The most numerous and important cowpens were located in the inner coastal plain. The most prominent grazing areas were the savannas and cane swamps west of Orangeburg in the Forks of Edisto, around the headwaters of the Salkehatchie (Saltcatchers) River, and between the Salkehatchie and Savannah rivers. This was the classic cowpen area (Dunbar 1961). Salt beef and pork produced in this region were exported mainly to the British West Indies. As early as 1680, Carolina shipped four tons of salt meat to the island of Barbados. By 1700, Carolina had become a major supplier of salt meat to Barbados, Jamaica, and other British West Indian colonies (Otto 1987).
Detail from Estate Inventory of Thomas Drayton, 1724
The importance of the cattle hunters to these operations is shown in the example of the early Georgia experiments with livestock. In 1733, some of the first settlers of the new colony were given pigs and cattle by their South Carolina neighbors to help them through the difficult first season. The animals soon ran off into the woods, as the new colonists had neither the resources nor skills to manage them.
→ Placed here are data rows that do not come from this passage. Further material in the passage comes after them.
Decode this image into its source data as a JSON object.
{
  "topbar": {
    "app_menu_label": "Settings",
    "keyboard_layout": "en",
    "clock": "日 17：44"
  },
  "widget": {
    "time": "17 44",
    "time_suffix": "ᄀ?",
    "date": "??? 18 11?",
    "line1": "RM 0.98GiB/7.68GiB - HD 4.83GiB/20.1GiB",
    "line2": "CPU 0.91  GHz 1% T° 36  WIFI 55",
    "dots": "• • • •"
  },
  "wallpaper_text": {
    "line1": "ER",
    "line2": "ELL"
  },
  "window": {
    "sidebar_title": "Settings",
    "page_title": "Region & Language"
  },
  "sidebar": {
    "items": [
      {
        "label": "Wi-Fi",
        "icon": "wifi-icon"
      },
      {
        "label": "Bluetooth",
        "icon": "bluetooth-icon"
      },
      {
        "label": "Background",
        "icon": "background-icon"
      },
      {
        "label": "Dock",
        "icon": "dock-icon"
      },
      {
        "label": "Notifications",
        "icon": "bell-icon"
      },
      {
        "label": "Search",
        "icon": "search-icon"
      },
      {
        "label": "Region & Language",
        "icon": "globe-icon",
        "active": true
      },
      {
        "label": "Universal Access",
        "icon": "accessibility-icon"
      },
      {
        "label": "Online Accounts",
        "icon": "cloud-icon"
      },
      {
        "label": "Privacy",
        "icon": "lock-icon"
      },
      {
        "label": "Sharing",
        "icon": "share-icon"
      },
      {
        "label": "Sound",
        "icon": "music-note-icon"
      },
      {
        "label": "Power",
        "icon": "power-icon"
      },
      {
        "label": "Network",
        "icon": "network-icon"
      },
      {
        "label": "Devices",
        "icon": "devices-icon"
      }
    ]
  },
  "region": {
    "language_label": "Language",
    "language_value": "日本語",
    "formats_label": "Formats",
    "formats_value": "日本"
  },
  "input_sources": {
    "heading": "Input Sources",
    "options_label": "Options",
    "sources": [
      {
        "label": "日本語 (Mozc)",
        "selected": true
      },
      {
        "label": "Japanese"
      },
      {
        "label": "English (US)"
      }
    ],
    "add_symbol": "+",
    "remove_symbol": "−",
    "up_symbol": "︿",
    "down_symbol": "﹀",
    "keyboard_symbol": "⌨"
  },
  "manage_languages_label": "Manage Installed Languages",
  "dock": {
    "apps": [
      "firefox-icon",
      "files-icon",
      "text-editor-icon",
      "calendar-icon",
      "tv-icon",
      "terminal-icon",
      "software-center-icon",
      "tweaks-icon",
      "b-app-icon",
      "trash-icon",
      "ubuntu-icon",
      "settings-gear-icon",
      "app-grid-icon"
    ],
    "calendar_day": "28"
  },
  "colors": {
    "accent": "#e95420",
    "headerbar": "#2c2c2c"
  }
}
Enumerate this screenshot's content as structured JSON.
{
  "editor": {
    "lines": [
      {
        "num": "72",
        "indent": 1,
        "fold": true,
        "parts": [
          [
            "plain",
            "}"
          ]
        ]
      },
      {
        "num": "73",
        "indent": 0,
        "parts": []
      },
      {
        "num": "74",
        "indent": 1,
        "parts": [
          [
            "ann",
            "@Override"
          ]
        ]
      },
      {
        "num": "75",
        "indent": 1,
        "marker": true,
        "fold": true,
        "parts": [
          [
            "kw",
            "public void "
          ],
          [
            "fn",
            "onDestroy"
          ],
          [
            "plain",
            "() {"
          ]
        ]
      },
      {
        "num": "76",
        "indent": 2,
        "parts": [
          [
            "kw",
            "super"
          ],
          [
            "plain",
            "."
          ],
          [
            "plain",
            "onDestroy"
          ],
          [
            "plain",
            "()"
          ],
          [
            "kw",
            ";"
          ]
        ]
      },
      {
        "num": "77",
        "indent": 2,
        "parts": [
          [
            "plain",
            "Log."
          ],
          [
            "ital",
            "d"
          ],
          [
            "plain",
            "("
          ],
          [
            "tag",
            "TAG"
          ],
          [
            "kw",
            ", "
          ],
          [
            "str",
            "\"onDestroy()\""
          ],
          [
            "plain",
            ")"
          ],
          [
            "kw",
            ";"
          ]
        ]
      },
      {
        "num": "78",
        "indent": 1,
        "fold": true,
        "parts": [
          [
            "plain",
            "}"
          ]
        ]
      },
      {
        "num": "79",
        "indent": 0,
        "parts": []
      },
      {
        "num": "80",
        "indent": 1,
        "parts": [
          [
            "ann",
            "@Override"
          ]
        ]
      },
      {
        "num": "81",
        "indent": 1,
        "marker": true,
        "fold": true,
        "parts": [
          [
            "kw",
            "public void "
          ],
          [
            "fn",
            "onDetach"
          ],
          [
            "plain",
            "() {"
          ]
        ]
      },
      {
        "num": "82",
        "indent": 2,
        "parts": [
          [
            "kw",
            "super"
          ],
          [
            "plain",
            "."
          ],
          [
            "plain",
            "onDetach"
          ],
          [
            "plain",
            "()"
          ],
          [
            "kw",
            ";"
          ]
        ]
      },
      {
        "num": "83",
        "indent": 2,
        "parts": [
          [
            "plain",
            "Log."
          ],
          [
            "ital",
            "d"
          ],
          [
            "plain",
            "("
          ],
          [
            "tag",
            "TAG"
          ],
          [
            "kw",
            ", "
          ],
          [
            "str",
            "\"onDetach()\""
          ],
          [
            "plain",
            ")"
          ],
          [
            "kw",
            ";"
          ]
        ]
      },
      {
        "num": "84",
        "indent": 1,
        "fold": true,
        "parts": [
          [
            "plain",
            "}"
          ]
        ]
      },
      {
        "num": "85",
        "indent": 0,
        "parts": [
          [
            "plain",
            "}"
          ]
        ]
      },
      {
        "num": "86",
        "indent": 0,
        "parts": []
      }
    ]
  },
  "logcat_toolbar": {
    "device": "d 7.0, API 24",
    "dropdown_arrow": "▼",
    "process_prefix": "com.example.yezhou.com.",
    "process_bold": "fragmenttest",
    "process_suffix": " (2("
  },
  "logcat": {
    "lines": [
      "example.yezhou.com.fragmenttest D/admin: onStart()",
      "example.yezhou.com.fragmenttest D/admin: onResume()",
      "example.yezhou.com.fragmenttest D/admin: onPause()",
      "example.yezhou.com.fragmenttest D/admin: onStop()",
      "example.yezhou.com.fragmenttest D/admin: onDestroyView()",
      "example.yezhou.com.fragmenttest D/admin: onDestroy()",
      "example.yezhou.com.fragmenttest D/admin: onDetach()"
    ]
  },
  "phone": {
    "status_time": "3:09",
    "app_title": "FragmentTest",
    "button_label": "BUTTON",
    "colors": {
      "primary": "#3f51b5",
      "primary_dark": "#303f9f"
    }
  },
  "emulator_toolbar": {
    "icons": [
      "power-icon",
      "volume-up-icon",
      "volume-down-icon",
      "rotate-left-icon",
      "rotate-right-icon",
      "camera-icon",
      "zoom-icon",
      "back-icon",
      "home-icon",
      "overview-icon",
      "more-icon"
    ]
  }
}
Both Carolina “black” cattle and descendants of the Spanish herds had moved into the area of the new Georgia colony, finding plenty of grasses and forage to support them.
But without trained cattle hunters, horses and a system of cowpens, the Georgians were unable to round up these cattle even once a year (Stewart 1991). It wasn’t until the 1750s, when land and slavery laws changed, that the Georgians adapted the practices of the South Carolina cowpens and cow hunters to the environs of Georgia, and began to have success.
The cattle hunters of the Carolinas combined the expertise in cattle herding and management bequeathed to them by thousands of years of West African herding ancestors with the ability to adapt these skills to a harsh new environment and enslaved living conditions. Their contribution has been largely overlooked, but new research may help to bring their story into sharper focus. Picture that the next time you think of a cowboy!
Bradley, Daniel G., David E. MacHugh, Patrick Cunningham and Ronan T. Loftus. 1996 “Mitochondrial Diversity and the Origins of African and European Cattle.” Anthropology: 93: 5131-5135.
Dunbar, Gary S. 1961 “Colonial Carolina Cowpens.” Agricultural History, Vol. 35, No 3: 125-131.
Holloway, Joseph E., Ph.D. 2008 The Impact of African Languages on American English. www.slaveryinamerica.org/history/hs_es_languages.htm
Otto, John Solomon. 1987 “Livestock-Raising in Early South Carolina, 1670-1700: Prelude to the Rice Plantation Economy.” Agricultural History, Vol. 61, No 4: 13-24.
Stewart, Mart A. 1991 “‘Whether Wast, Deodand, or Stray’: Cattle, Culture, and the Environment in Early Georgia. ” Agricultural History, Vol. 65, No 3: 1-28.